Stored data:
****************************************
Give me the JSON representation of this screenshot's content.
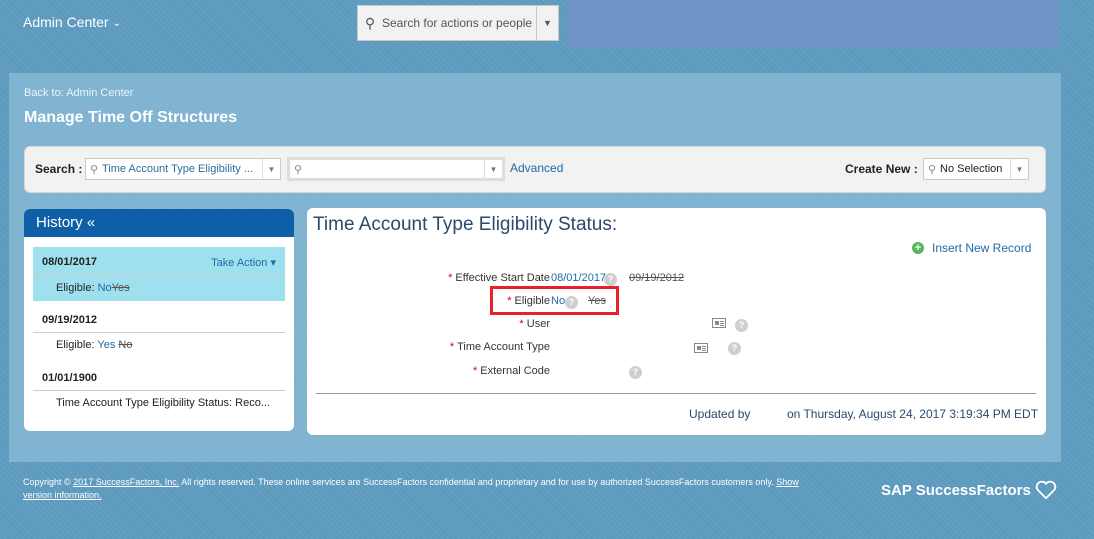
{
  "header": {
    "app_menu": "Admin Center",
    "search_placeholder": "Search for actions or people"
  },
  "page": {
    "back_link": "Back to: Admin Center",
    "title": "Manage Time Off Structures"
  },
  "searchbar": {
    "search_label": "Search :",
    "search_select": "Time Account Type Eligibility ...",
    "search_value": "",
    "advanced": "Advanced",
    "create_new_label": "Create New :",
    "create_new_value": "No Selection"
  },
  "history": {
    "title": "History «",
    "entries": [
      {
        "date": "08/01/2017",
        "action": "Take Action",
        "label": "Eligible:",
        "new": "No",
        "old": "Yes"
      },
      {
        "date": "09/19/2012",
        "label": "Eligible:",
        "new": "Yes",
        "old": "No"
      },
      {
        "date": "01/01/1900",
        "desc": "Time Account Type Eligibility Status: Reco..."
      }
    ]
  },
  "detail": {
    "title": "Time Account Type Eligibility Status:",
    "insert_new": "Insert New Record",
    "required_mark": "*",
    "fields": {
      "effective_start_date": {
        "label": "Effective Start Date",
        "new": "08/01/2017",
        "old": "09/19/2012"
      },
      "eligible": {
        "label": "Eligible",
        "new": "No",
        "old": "Yes"
      },
      "user": {
        "label": "User"
      },
      "time_account_type": {
        "label": "Time Account Type"
      },
      "external_code": {
        "label": "External Code"
      }
    },
    "updated_by": "Updated by",
    "updated_on": "on Thursday, August 24, 2017 3:19:34 PM EDT"
  },
  "footer": {
    "copyright_prefix": "Copyright ©",
    "copyright_link": "2017 SuccessFactors, Inc.",
    "copyright_text": "All rights reserved. These online services are SuccessFactors confidential and proprietary and for use by authorized SuccessFactors customers only.",
    "show_version": "Show version information.",
    "brand": "SAP SuccessFactors"
  },
  "colors": {
    "background": "#5e9cc0",
    "header_block": "#6f93c4",
    "history_header": "#0f5ea8",
    "active_history": "#9fe0ee",
    "link": "#1f6aa8",
    "highlight_box": "#e8202a"
  }
}
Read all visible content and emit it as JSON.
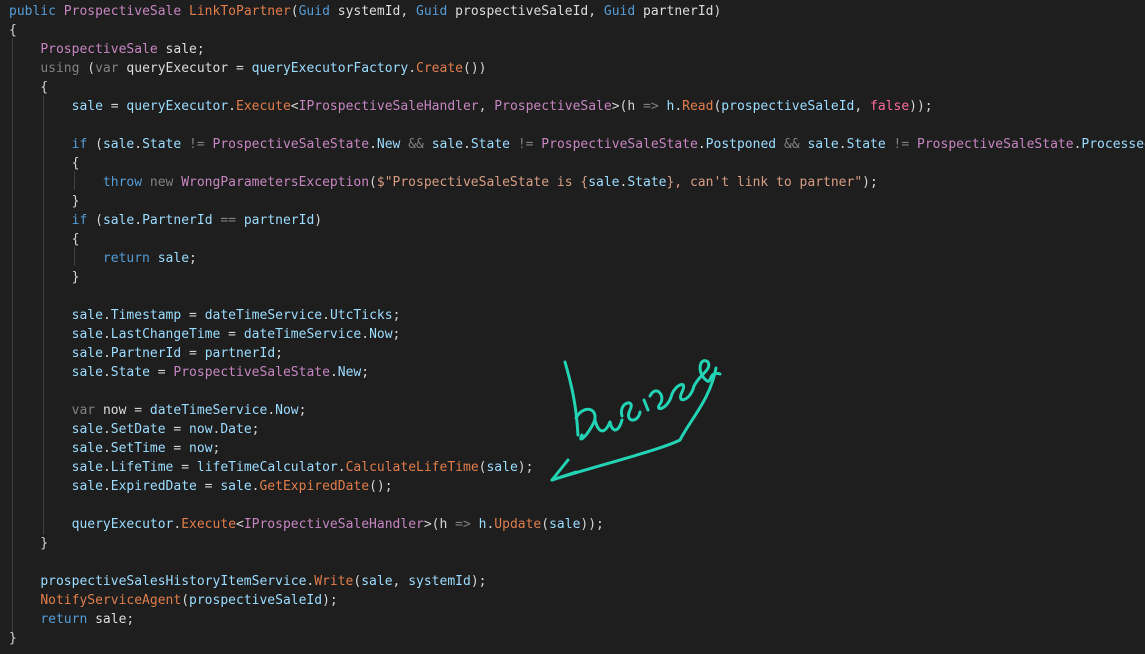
{
  "editor": {
    "theme": {
      "background": "#1e1e1e",
      "keyword": "#569cd6",
      "type": "#c586c0",
      "method": "#e07d4c",
      "variable": "#9cdcfe",
      "string": "#d69d85",
      "false_literal": "#ff6b9a",
      "signature_ink": "#22d3b4"
    },
    "lines": [
      [
        [
          "kw",
          "public "
        ],
        [
          "type",
          "ProspectiveSale "
        ],
        [
          "fn",
          "LinkToPartner"
        ],
        [
          "plain",
          "("
        ],
        [
          "kw",
          "Guid "
        ],
        [
          "local",
          "systemId"
        ],
        [
          "plain",
          ", "
        ],
        [
          "kw",
          "Guid "
        ],
        [
          "local",
          "prospectiveSaleId"
        ],
        [
          "plain",
          ", "
        ],
        [
          "kw",
          "Guid "
        ],
        [
          "local",
          "partnerId"
        ],
        [
          "plain",
          ")"
        ]
      ],
      [
        [
          "plain",
          "{"
        ]
      ],
      [
        [
          "plain",
          "    "
        ],
        [
          "type",
          "ProspectiveSale "
        ],
        [
          "local",
          "sale"
        ],
        [
          "plain",
          ";"
        ]
      ],
      [
        [
          "plain",
          "    "
        ],
        [
          "dim",
          "using "
        ],
        [
          "plain",
          "("
        ],
        [
          "dim",
          "var "
        ],
        [
          "local",
          "queryExecutor"
        ],
        [
          "plain",
          " = "
        ],
        [
          "var",
          "queryExecutorFactory"
        ],
        [
          "plain",
          "."
        ],
        [
          "fn",
          "Create"
        ],
        [
          "plain",
          "())"
        ]
      ],
      [
        [
          "plain",
          "    {"
        ]
      ],
      [
        [
          "plain",
          "        "
        ],
        [
          "var",
          "sale"
        ],
        [
          "plain",
          " = "
        ],
        [
          "var",
          "queryExecutor"
        ],
        [
          "plain",
          "."
        ],
        [
          "fn",
          "Execute"
        ],
        [
          "plain",
          "<"
        ],
        [
          "type",
          "IProspectiveSaleHandler"
        ],
        [
          "plain",
          ", "
        ],
        [
          "type",
          "ProspectiveSale"
        ],
        [
          "plain",
          ">(h "
        ],
        [
          "dim",
          "=>"
        ],
        [
          "plain",
          " "
        ],
        [
          "var",
          "h"
        ],
        [
          "plain",
          "."
        ],
        [
          "fn",
          "Read"
        ],
        [
          "plain",
          "("
        ],
        [
          "var",
          "prospectiveSaleId"
        ],
        [
          "plain",
          ", "
        ],
        [
          "false",
          "false"
        ],
        [
          "plain",
          "));"
        ]
      ],
      [
        [
          "plain",
          ""
        ]
      ],
      [
        [
          "plain",
          "        "
        ],
        [
          "kw",
          "if "
        ],
        [
          "plain",
          "("
        ],
        [
          "var",
          "sale"
        ],
        [
          "plain",
          "."
        ],
        [
          "var",
          "State"
        ],
        [
          "plain",
          " "
        ],
        [
          "dim",
          "!="
        ],
        [
          "plain",
          " "
        ],
        [
          "type",
          "ProspectiveSaleState"
        ],
        [
          "plain",
          "."
        ],
        [
          "var",
          "New"
        ],
        [
          "plain",
          " "
        ],
        [
          "dim",
          "&&"
        ],
        [
          "plain",
          " "
        ],
        [
          "var",
          "sale"
        ],
        [
          "plain",
          "."
        ],
        [
          "var",
          "State"
        ],
        [
          "plain",
          " "
        ],
        [
          "dim",
          "!="
        ],
        [
          "plain",
          " "
        ],
        [
          "type",
          "ProspectiveSaleState"
        ],
        [
          "plain",
          "."
        ],
        [
          "var",
          "Postponed"
        ],
        [
          "plain",
          " "
        ],
        [
          "dim",
          "&&"
        ],
        [
          "plain",
          " "
        ],
        [
          "var",
          "sale"
        ],
        [
          "plain",
          "."
        ],
        [
          "var",
          "State"
        ],
        [
          "plain",
          " "
        ],
        [
          "dim",
          "!="
        ],
        [
          "plain",
          " "
        ],
        [
          "type",
          "ProspectiveSaleState"
        ],
        [
          "plain",
          "."
        ],
        [
          "var",
          "Processed"
        ],
        [
          "plain",
          ")"
        ]
      ],
      [
        [
          "plain",
          "        {"
        ]
      ],
      [
        [
          "plain",
          "            "
        ],
        [
          "kw",
          "throw "
        ],
        [
          "dim",
          "new "
        ],
        [
          "type",
          "WrongParametersException"
        ],
        [
          "plain",
          "("
        ],
        [
          "str",
          "$\"ProspectiveSaleState is {"
        ],
        [
          "var",
          "sale"
        ],
        [
          "plain",
          "."
        ],
        [
          "var",
          "State"
        ],
        [
          "str",
          "}, can't link to partner\""
        ],
        [
          "plain",
          ");"
        ]
      ],
      [
        [
          "plain",
          "        }"
        ]
      ],
      [
        [
          "plain",
          "        "
        ],
        [
          "kw",
          "if "
        ],
        [
          "plain",
          "("
        ],
        [
          "var",
          "sale"
        ],
        [
          "plain",
          "."
        ],
        [
          "var",
          "PartnerId"
        ],
        [
          "plain",
          " "
        ],
        [
          "dim",
          "=="
        ],
        [
          "plain",
          " "
        ],
        [
          "var",
          "partnerId"
        ],
        [
          "plain",
          ")"
        ]
      ],
      [
        [
          "plain",
          "        {"
        ]
      ],
      [
        [
          "plain",
          "            "
        ],
        [
          "kw",
          "return "
        ],
        [
          "var",
          "sale"
        ],
        [
          "plain",
          ";"
        ]
      ],
      [
        [
          "plain",
          "        }"
        ]
      ],
      [
        [
          "plain",
          ""
        ]
      ],
      [
        [
          "plain",
          "        "
        ],
        [
          "var",
          "sale"
        ],
        [
          "plain",
          "."
        ],
        [
          "var",
          "Timestamp"
        ],
        [
          "plain",
          " = "
        ],
        [
          "var",
          "dateTimeService"
        ],
        [
          "plain",
          "."
        ],
        [
          "var",
          "UtcTicks"
        ],
        [
          "plain",
          ";"
        ]
      ],
      [
        [
          "plain",
          "        "
        ],
        [
          "var",
          "sale"
        ],
        [
          "plain",
          "."
        ],
        [
          "var",
          "LastChangeTime"
        ],
        [
          "plain",
          " = "
        ],
        [
          "var",
          "dateTimeService"
        ],
        [
          "plain",
          "."
        ],
        [
          "var",
          "Now"
        ],
        [
          "plain",
          ";"
        ]
      ],
      [
        [
          "plain",
          "        "
        ],
        [
          "var",
          "sale"
        ],
        [
          "plain",
          "."
        ],
        [
          "var",
          "PartnerId"
        ],
        [
          "plain",
          " = "
        ],
        [
          "var",
          "partnerId"
        ],
        [
          "plain",
          ";"
        ]
      ],
      [
        [
          "plain",
          "        "
        ],
        [
          "var",
          "sale"
        ],
        [
          "plain",
          "."
        ],
        [
          "var",
          "State"
        ],
        [
          "plain",
          " = "
        ],
        [
          "type",
          "ProspectiveSaleState"
        ],
        [
          "plain",
          "."
        ],
        [
          "var",
          "New"
        ],
        [
          "plain",
          ";"
        ]
      ],
      [
        [
          "plain",
          ""
        ]
      ],
      [
        [
          "plain",
          "        "
        ],
        [
          "dim",
          "var "
        ],
        [
          "local",
          "now"
        ],
        [
          "plain",
          " = "
        ],
        [
          "var",
          "dateTimeService"
        ],
        [
          "plain",
          "."
        ],
        [
          "var",
          "Now"
        ],
        [
          "plain",
          ";"
        ]
      ],
      [
        [
          "plain",
          "        "
        ],
        [
          "var",
          "sale"
        ],
        [
          "plain",
          "."
        ],
        [
          "var",
          "SetDate"
        ],
        [
          "plain",
          " = "
        ],
        [
          "var",
          "now"
        ],
        [
          "plain",
          "."
        ],
        [
          "var",
          "Date"
        ],
        [
          "plain",
          ";"
        ]
      ],
      [
        [
          "plain",
          "        "
        ],
        [
          "var",
          "sale"
        ],
        [
          "plain",
          "."
        ],
        [
          "var",
          "SetTime"
        ],
        [
          "plain",
          " = "
        ],
        [
          "var",
          "now"
        ],
        [
          "plain",
          ";"
        ]
      ],
      [
        [
          "plain",
          "        "
        ],
        [
          "var",
          "sale"
        ],
        [
          "plain",
          "."
        ],
        [
          "var",
          "LifeTime"
        ],
        [
          "plain",
          " = "
        ],
        [
          "var",
          "lifeTimeCalculator"
        ],
        [
          "plain",
          "."
        ],
        [
          "fn",
          "CalculateLifeTime"
        ],
        [
          "plain",
          "("
        ],
        [
          "var",
          "sale"
        ],
        [
          "plain",
          ");"
        ]
      ],
      [
        [
          "plain",
          "        "
        ],
        [
          "var",
          "sale"
        ],
        [
          "plain",
          "."
        ],
        [
          "var",
          "ExpiredDate"
        ],
        [
          "plain",
          " = "
        ],
        [
          "var",
          "sale"
        ],
        [
          "plain",
          "."
        ],
        [
          "fn",
          "GetExpiredDate"
        ],
        [
          "plain",
          "();"
        ]
      ],
      [
        [
          "plain",
          ""
        ]
      ],
      [
        [
          "plain",
          "        "
        ],
        [
          "var",
          "queryExecutor"
        ],
        [
          "plain",
          "."
        ],
        [
          "fn",
          "Execute"
        ],
        [
          "plain",
          "<"
        ],
        [
          "type",
          "IProspectiveSaleHandler"
        ],
        [
          "plain",
          ">(h "
        ],
        [
          "dim",
          "=>"
        ],
        [
          "plain",
          " "
        ],
        [
          "var",
          "h"
        ],
        [
          "plain",
          "."
        ],
        [
          "fn",
          "Update"
        ],
        [
          "plain",
          "("
        ],
        [
          "var",
          "sale"
        ],
        [
          "plain",
          "));"
        ]
      ],
      [
        [
          "plain",
          "    }"
        ]
      ],
      [
        [
          "plain",
          ""
        ]
      ],
      [
        [
          "plain",
          "    "
        ],
        [
          "var",
          "prospectiveSalesHistoryItemService"
        ],
        [
          "plain",
          "."
        ],
        [
          "fn",
          "Write"
        ],
        [
          "plain",
          "("
        ],
        [
          "var",
          "sale"
        ],
        [
          "plain",
          ", "
        ],
        [
          "var",
          "systemId"
        ],
        [
          "plain",
          ");"
        ]
      ],
      [
        [
          "plain",
          "    "
        ],
        [
          "fn",
          "NotifyServiceAgent"
        ],
        [
          "plain",
          "("
        ],
        [
          "var",
          "prospectiveSaleId"
        ],
        [
          "plain",
          ");"
        ]
      ],
      [
        [
          "plain",
          "    "
        ],
        [
          "kw",
          "return "
        ],
        [
          "local",
          "sale"
        ],
        [
          "plain",
          ";"
        ]
      ],
      [
        [
          "plain",
          "}"
        ]
      ]
    ],
    "signature_text": "Business"
  }
}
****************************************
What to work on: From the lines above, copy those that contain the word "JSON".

Answer to this task:
Give me the JSON representation of this screenshot's content.
Read all visible content and emit it as JSON.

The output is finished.